Interface dataset entries:

▼

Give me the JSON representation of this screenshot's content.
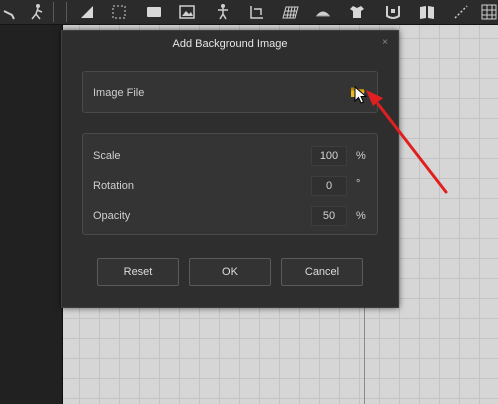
{
  "toolbar": {
    "icons": [
      "tool-icon-1",
      "tool-icon-2",
      "select-triangle-icon",
      "bbox-icon",
      "rectangle-icon",
      "image-icon",
      "transform-icon",
      "grid-paint-icon",
      "mesh-icon",
      "figure-icon",
      "shirt-icon",
      "clamp-icon",
      "book-icon",
      "line-tool-icon",
      "grid-icon"
    ]
  },
  "dialog": {
    "title": "Add Background Image",
    "close_label": "×",
    "image_file": {
      "label": "Image File",
      "browse_icon": "folder-icon"
    },
    "fields": {
      "scale": {
        "label": "Scale",
        "value": "100",
        "unit": "%"
      },
      "rotation": {
        "label": "Rotation",
        "value": "0",
        "unit": "°"
      },
      "opacity": {
        "label": "Opacity",
        "value": "50",
        "unit": "%"
      }
    },
    "buttons": {
      "reset": "Reset",
      "ok": "OK",
      "cancel": "Cancel"
    }
  },
  "colors": {
    "dialog_bg": "#2e2e2e",
    "group_bg": "#343434",
    "annotation_arrow": "#e02020",
    "folder": "#d9a81c",
    "canvas_grid": "#d6d6d6"
  }
}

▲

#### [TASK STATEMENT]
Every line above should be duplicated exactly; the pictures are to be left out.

#### [RESPONSE AREA]
Give me the JSON representation of this screenshot's content.
{
  "toolbar": {
    "icons": [
      "tool-icon-1",
      "tool-icon-2",
      "select-triangle-icon",
      "bbox-icon",
      "rectangle-icon",
      "image-icon",
      "transform-icon",
      "grid-paint-icon",
      "mesh-icon",
      "figure-icon",
      "shirt-icon",
      "clamp-icon",
      "book-icon",
      "line-tool-icon",
      "grid-icon"
    ]
  },
  "dialog": {
    "title": "Add Background Image",
    "close_label": "×",
    "image_file": {
      "label": "Image File",
      "browse_icon": "folder-icon"
    },
    "fields": {
      "scale": {
        "label": "Scale",
        "value": "100",
        "unit": "%"
      },
      "rotation": {
        "label": "Rotation",
        "value": "0",
        "unit": "°"
      },
      "opacity": {
        "label": "Opacity",
        "value": "50",
        "unit": "%"
      }
    },
    "buttons": {
      "reset": "Reset",
      "ok": "OK",
      "cancel": "Cancel"
    }
  },
  "colors": {
    "dialog_bg": "#2e2e2e",
    "group_bg": "#343434",
    "annotation_arrow": "#e02020",
    "folder": "#d9a81c",
    "canvas_grid": "#d6d6d6"
  }
}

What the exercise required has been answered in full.